Last fall, each school received a $9,400 U.S. Team Nutrition Training grant through the West Virginia Department of Education. The money was to be used to create Student Health Action Councils (SHACs) to advocate, educate and role model practices that lead to healthier lives.
“This is just one of the many ways we are fighting the battle of the bulge,” said state Schools Superintendent Steve Paine. “Childhood obesity has come to an epidemic level in West Virginia and we are doing what we can in the schools to teach healthier lifestyles and good nutrition.”
One in three West Virginia children born today will likely develop diabetes by adulthood. The state is consistently among the top three states for obesity with about a third of its residents considered obese and more considered overweight, according to the state Bureau of Public Health.
The West Virginia Board of Education recognizes this challenge and that’s why it has embraced innovative programs to improve the health and wellness of West Virginia’s youth. The board last year issued a position statement, placing a priority on good health and reducing childhood obesity in West Virginia.
State policy prohibits the sale of sodas in elementary and middle schools and requires only healthy drinks be sold. It also prohibits the sale of candy or chewing gum and limits what is sold in vending machines and when they can be turned so that they don’t interfere with school lunches.
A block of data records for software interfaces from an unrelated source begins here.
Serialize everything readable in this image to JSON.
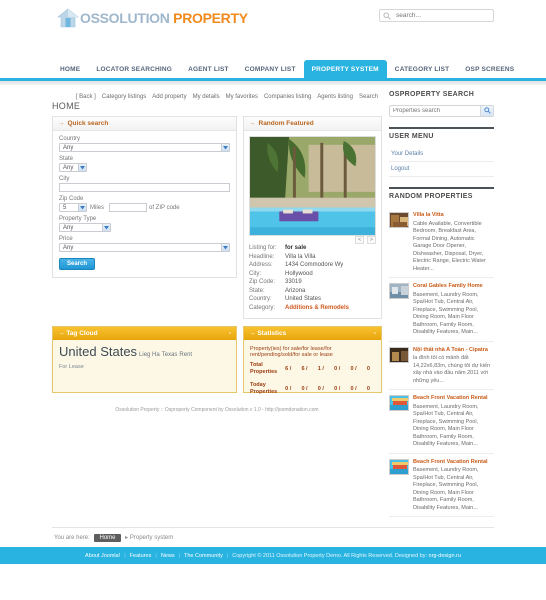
{
  "header": {
    "logo_os": "OSSOLUTION",
    "logo_property": "PROPERTY",
    "search_placeholder": "search...",
    "search_value": ""
  },
  "mainnav": {
    "items": [
      {
        "label": "HOME",
        "active": false
      },
      {
        "label": "LOCATOR SEARCHING",
        "active": false
      },
      {
        "label": "AGENT LIST",
        "active": false
      },
      {
        "label": "COMPANY LIST",
        "active": false
      },
      {
        "label": "PROPERTY SYSTEM",
        "active": true
      },
      {
        "label": "CATEGORY LIST",
        "active": false
      },
      {
        "label": "OSP SCREENS",
        "active": false
      }
    ]
  },
  "subnav": {
    "items": [
      "[ Back ]",
      "Category listings",
      "Add property",
      "My details",
      "My favorites",
      "Companies listing",
      "Agents listing",
      "Search"
    ]
  },
  "page": {
    "title": "HOME"
  },
  "quick_search": {
    "title": "Quick search",
    "country_label": "Country",
    "country_value": "Any",
    "state_label": "State",
    "state_value": "Any",
    "city_label": "City",
    "city_value": "",
    "zip_label": "Zip Code",
    "zip_miles_value": "5",
    "zip_miles_text": "Miles",
    "zip_of_text": "of ZIP code",
    "zip_code_value": "",
    "property_type_label": "Property Type",
    "property_type_value": "Any",
    "price_label": "Price",
    "price_value": "Any",
    "search_button": "Search"
  },
  "random_featured": {
    "title": "Random Featured",
    "nav_prev": "<",
    "nav_next": ">",
    "fields": [
      {
        "key": "Listing for:",
        "value": "for sale",
        "style": "bold"
      },
      {
        "key": "Headline:",
        "value": "Villa la Villa",
        "style": "normal"
      },
      {
        "key": "Address:",
        "value": "1434 Commodore Wy",
        "style": "normal"
      },
      {
        "key": "City:",
        "value": "Hollywood",
        "style": "normal"
      },
      {
        "key": "Zip Code:",
        "value": "33019",
        "style": "normal"
      },
      {
        "key": "State:",
        "value": "Arizona",
        "style": "normal"
      },
      {
        "key": "Country:",
        "value": "United States",
        "style": "normal"
      },
      {
        "key": "Category:",
        "value": "Additions & Remodels",
        "style": "orange"
      }
    ]
  },
  "tag_cloud": {
    "title": "Tag Cloud",
    "collapse": "-",
    "tags_large": "United States",
    "tags_small": [
      "Lieg Ha",
      "Texas",
      "Rent"
    ],
    "tags_tiny": "For Lease"
  },
  "statistics": {
    "title": "Statistics",
    "collapse": "-",
    "header_text": "Property(ies) for sale/for lease/for rent/pending/sold/for sale or lease",
    "rows": [
      {
        "label": "Total Properties",
        "values": [
          "6",
          "6",
          "1",
          "0",
          "0",
          "0"
        ]
      },
      {
        "label": "Today Properties",
        "values": [
          "0",
          "0",
          "0",
          "0",
          "0",
          "0"
        ]
      }
    ],
    "separator": "/"
  },
  "credits": "Ossolution Property :: Osproperty Component by Ossolution v 1.0 - http://joomdonation.com",
  "sidebar": {
    "search_module": {
      "title": "OSPROPERTY SEARCH",
      "placeholder": "Properties search",
      "value": "",
      "button_icon": "search-icon"
    },
    "user_menu": {
      "title": "USER MENU",
      "items": [
        "Your Details",
        "Logout"
      ]
    },
    "random_properties": {
      "title": "RANDOM PROPERTIES",
      "items": [
        {
          "title": "Villa la Vitta",
          "desc": "Cable Available, Convertible Bedroom, Breakfast Area, Formal Dining, Automatic Garage Door Opener, Dishwasher, Disposal, Dryer, Electric Range, Electric Water Heater..."
        },
        {
          "title": "Coral Gables Family Home",
          "desc": "Basement, Laundry Room, Spa/Hot Tub, Central Air, Fireplace, Swimming Pool, Dining Room, Main Floor Bathroom, Family Room, Disability Features, Main..."
        },
        {
          "title": "Nội thất nhà A Toàn - Cipatra",
          "desc": "la đình tôi có mảnh đất 14,22x6,83m, chúng tôi dự kiến xây nhà vào đầu năm 2011 với những yêu..."
        },
        {
          "title": "Beach Front Vacation Rental",
          "desc": "Basement, Laundry Room, Spa/Hot Tub, Central Air, Fireplace, Swimming Pool, Dining Room, Main Floor Bathroom, Family Room, Disability Features, Main..."
        },
        {
          "title": "Beach Front Vacation Rental",
          "desc": "Basement, Laundry Room, Spa/Hot Tub, Central Air, Fireplace, Swimming Pool, Dining Room, Main Floor Bathroom, Family Room, Disability Features, Main..."
        }
      ]
    }
  },
  "breadcrumb": {
    "prefix": "You are here:",
    "home": "Home",
    "arrow": "▸",
    "current": "Property system"
  },
  "footer": {
    "links": [
      "About Joomla!",
      "Features",
      "News",
      "The Community"
    ],
    "copyright": "Copyright © 2011 Ossolution Property Demo. All Rights Reserved. Designed by:",
    "designer": "nrg-design.ru"
  },
  "colors": {
    "accent": "#29b3e0",
    "orange": "#f08a1e",
    "yellow": "#e8a50c"
  }
}
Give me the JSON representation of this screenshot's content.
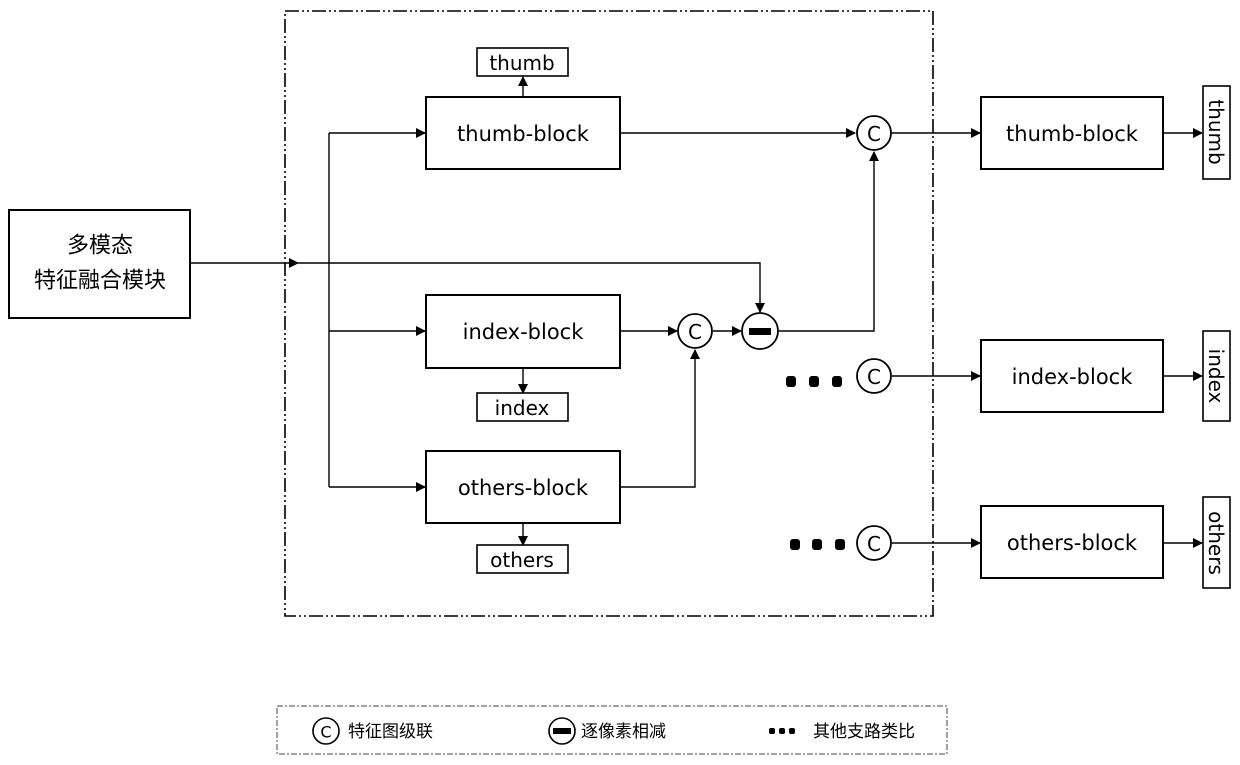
{
  "input_module": {
    "line1": "多模态",
    "line2": "特征融合模块"
  },
  "inner_blocks": {
    "thumb_block": "thumb-block",
    "index_block": "index-block",
    "others_block": "others-block"
  },
  "inner_outputs": {
    "thumb": "thumb",
    "index": "index",
    "others": "others"
  },
  "operators": {
    "concat_symbol": "C"
  },
  "right_blocks": {
    "thumb_block": "thumb-block",
    "index_block": "index-block",
    "others_block": "others-block"
  },
  "right_outputs": {
    "thumb": "thumb",
    "index": "index",
    "others": "others"
  },
  "legend": {
    "concat_label": "特征图级联",
    "subtract_label": "逐像素相减",
    "analogy_label": "其他支路类比"
  }
}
For more information, contact Rick Goff, executive director for the WVDE Office of Child Nutrition, at (304) 558-2708, or the Communications Office at (304) 558-2699.